**Extracted records**
______

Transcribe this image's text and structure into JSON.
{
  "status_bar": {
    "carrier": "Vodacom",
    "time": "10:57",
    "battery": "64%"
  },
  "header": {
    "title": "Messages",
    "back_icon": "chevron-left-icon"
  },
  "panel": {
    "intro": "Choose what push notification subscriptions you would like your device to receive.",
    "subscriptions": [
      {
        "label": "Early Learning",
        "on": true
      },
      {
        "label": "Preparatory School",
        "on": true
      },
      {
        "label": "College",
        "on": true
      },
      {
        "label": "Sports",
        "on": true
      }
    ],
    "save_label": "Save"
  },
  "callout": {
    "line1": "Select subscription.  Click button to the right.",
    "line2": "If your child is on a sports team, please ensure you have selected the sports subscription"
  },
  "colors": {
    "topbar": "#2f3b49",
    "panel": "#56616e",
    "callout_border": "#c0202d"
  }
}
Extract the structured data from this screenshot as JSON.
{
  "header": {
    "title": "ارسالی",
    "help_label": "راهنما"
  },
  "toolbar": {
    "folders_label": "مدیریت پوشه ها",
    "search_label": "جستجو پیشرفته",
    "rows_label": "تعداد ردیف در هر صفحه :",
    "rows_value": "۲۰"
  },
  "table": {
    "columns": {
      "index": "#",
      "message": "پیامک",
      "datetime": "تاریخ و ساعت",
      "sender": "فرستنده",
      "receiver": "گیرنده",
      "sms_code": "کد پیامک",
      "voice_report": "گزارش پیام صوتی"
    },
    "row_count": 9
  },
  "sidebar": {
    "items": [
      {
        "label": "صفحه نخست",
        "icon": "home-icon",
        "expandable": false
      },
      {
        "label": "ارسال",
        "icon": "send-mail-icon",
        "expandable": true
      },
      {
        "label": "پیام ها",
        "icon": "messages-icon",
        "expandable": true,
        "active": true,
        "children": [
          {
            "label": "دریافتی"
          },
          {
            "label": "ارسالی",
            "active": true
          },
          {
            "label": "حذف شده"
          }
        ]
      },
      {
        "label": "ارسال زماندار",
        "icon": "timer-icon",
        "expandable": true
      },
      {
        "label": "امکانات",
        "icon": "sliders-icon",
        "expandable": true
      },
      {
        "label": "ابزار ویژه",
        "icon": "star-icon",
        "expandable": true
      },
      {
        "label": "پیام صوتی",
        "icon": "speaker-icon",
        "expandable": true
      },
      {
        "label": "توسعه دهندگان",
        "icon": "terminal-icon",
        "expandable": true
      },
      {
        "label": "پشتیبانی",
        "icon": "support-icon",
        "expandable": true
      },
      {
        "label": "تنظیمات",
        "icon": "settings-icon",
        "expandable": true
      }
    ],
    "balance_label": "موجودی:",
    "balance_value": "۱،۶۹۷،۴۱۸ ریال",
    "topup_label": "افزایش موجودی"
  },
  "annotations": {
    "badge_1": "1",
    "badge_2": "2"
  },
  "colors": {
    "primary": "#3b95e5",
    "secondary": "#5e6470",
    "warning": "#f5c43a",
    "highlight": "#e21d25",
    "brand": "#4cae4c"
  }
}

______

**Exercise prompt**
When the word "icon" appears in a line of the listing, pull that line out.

**Solution to this exercise**
    "back_icon": "chevron-left-icon"
        "icon": "home-icon",
        "icon": "send-mail-icon",
        "icon": "messages-icon",
        "icon": "timer-icon",
        "icon": "sliders-icon",
        "icon": "star-icon",
        "icon": "speaker-icon",
        "icon": "terminal-icon",
        "icon": "support-icon",
        "icon": "settings-icon",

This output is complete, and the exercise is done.